It's a gray December morning - the beginning of a long, slushy, gray winter here in the rustbelt, the beginning of the S.A.D. season. Soon my neighbor Marsha will start saying, "I've got to get one of those full-spectrum lamps!" She and I agree on that every winter, but neither of us does it because it's just too icky to go out. Then every Spring we forget. But if a door-to-door salesman came down our street tomorrow, selling those lamps at a reasonable price, he could clear out his inventory on our block alone. So if I'm a little down today, a little blah, there's nothing out of the ordinary in that. Except that, in my family, every brush with depression is like walking near a precipice; as my mother says, depression doesn't just run in our family, it gallops. Here's an incomplete list of the toll it has taken on us. My great great grandfather - a mostly white man who had tried to help the Eastern cherokee - died in an insane asylum speaking only Cherokee. My grandmother's sister hung herself after having the flu. Her brother committed suicide too, (they say he had a forbidden love for an Asian woman. Eeek!). My grandmother's husband, my mother's father, committed suicide by jumping out the window of his law office.

When I was little, my mother used to tell me, among many other stories, the stories of these people. They were all had comfortable lives, people who loved them, reasons to live. Most often, she would tell me about her beloved father, driven to insanity at the end of his life because he was terrified he was getting alzheimers. And she used to say things to me like, "If you ever get the flu and feel like doing something 'bad' to yourself, promise you'll call me first."
"OK mommy," I'd answer. "I'll call you," not exactly knowing what we were talking about.

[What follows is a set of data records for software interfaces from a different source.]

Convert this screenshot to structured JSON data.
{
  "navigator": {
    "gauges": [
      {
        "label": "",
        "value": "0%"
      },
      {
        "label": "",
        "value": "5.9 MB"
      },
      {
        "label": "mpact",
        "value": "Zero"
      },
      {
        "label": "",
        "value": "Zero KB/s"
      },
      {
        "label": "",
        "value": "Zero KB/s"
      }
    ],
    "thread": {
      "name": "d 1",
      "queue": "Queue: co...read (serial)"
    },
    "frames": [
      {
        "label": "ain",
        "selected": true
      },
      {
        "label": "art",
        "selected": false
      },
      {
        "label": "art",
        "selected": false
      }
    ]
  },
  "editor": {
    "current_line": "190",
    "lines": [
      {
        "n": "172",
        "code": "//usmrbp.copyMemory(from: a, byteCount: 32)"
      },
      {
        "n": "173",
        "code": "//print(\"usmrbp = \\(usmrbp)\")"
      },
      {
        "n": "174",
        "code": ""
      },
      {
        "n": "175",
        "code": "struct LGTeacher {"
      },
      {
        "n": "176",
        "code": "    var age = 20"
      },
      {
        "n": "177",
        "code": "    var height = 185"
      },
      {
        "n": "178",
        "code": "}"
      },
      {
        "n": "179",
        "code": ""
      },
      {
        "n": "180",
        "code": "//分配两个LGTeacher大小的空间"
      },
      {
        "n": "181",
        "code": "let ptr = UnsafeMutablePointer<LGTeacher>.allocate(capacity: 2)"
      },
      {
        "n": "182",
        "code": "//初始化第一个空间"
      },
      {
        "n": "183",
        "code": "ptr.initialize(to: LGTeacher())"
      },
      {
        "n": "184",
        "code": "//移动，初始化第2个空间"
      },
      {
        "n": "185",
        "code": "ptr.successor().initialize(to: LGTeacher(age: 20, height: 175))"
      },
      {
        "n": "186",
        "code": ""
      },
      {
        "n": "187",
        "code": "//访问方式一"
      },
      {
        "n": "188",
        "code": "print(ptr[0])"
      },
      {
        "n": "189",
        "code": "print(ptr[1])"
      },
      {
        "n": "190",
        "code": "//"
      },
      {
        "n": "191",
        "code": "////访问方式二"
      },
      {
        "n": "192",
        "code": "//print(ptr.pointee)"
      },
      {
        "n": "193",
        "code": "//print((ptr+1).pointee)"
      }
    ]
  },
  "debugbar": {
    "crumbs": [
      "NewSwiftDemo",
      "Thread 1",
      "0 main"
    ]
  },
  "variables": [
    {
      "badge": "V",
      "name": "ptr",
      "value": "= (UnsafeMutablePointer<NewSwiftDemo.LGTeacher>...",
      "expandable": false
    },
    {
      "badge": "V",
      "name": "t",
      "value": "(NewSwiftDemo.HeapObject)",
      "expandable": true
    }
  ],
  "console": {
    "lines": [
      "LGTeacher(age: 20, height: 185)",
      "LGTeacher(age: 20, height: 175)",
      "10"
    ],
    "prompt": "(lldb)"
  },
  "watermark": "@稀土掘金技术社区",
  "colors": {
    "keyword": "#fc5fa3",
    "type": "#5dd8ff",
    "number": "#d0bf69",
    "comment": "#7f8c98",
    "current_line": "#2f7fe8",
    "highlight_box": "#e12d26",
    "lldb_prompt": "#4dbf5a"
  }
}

My mother also says, "It's not that the depression is so bad. It's the cure we choose that's awful." By which she means, when the door to the unthinkable is opened, it never closes completely again. Knowing my grandfather walked out a sixth-floor window one day, gives any height a double fear for me: 1. I might fall accidentally 2. I might fall on purpose. Because of what he did, I always know that "cure" is an option. So, ten years ago, when my middle daughter was diagnosed with autism, I followed my kin toward the edge, and had a nervous break down. Even though I had a wonderful husband and two beloved daughters, a comfortable life, and many, many people who loved and needed me (not least of all, my disabled daughter). The diagnosis simply snapped the ropes that held me to those moorings, and I drifted away into full, nonfunctional, depression. I remember lying in bed, unable to move because I was pinned down by an unbearable weight. It was like lying at the bottom of a dead ocean; and it wasn't so much that I wanted to kill myself. It was more that I wanted to stop living. It sapped all the love out of me. and it just hurt so damn much for my lungs to breathe, for my heart to pump blood.

But unlike any of my kin, I broke down in the age of pharmaceuticals. My doctor prescribed Zoloft, and within two weeks I no longer wanted to stop existing. Within a month I was able to remember love, to get out of bed and care for my people. So I am still here. I take my low dose of "Vitamin Z" every morning, because my mother was right; the depression is not so bad, and a very little bit of extra serotonin makes it all manageable. Which is not to say it's entirely disappeared. There are gray days and gray times when I hear my ancestors whispering. But I'm not afraid, anymore, that they'll pull me over the edge. One little pill, and magically, no one in my generation has taken that final step off the ledge. i don't tell my children cautionary tales of flu and ropes and the dangers of high windows. I tell them that I take a pill, that if they need help, they can take pills. And i have hope that the sad list of wasted lives ends here, with me.